If your cat is pooping on the lawn because they prefer the smell or texture of grass, you can try to entice them back to their litter box with a litter additive like Cat Attract. If your cat is pooping on the lawn because their litter box is too dirty, be sure to clean it more frequently. You may also want to consider switching to a litter that your cat prefers.
3. Should I be concerned if my cat is pooping on the lawn?
If your cat is pooping on the lawn and has never done so before, it is important to consult with your veterinarian to rule out any potential medical causes. Additionally, if your cat is pooping on the lawn and is not using their litter box at all, this could be a sign of a litter box aversion and you should consult with your veterinarian or a behaviorist.
4. How can I tell if my cat has a litter box aversion?
There are a few signs that may indicate that your cat has a litter box aversion. These include avoiding the litter box altogether, pooping outside of the box, or urinating outside of the box. If you notice any of these behaviors, it is important to consult with your veterinarian or a behaviorist.
5. What are some potential medical causes for my cat pooping on the lawn?
There are a few potential medical causes for your cat pooping on the lawn. These include gastrointestinal issues, urinary tract infections, and kidney disease. If you notice any changes in your cat’s bathroom habits, it is important to consult with your veterinarian to rule out any potential medical causes.
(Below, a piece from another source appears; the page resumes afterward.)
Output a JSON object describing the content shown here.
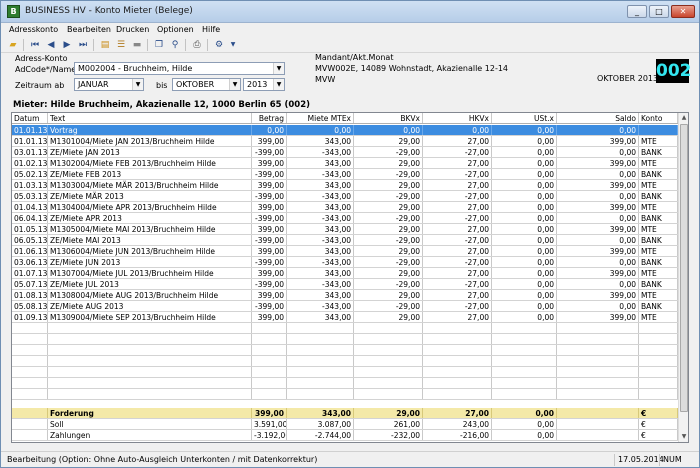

There are a few reasons your cat may be pooping on the lawn. One possibility is that they are marking their territory. Another possibility is that they prefer the texture or smell of the grass. If your cat is pooping on the lawn, there are a few things you can do to deter them. Try placing a litter box in the area where they are pooping. You can also try training your cat with positive reinforcement.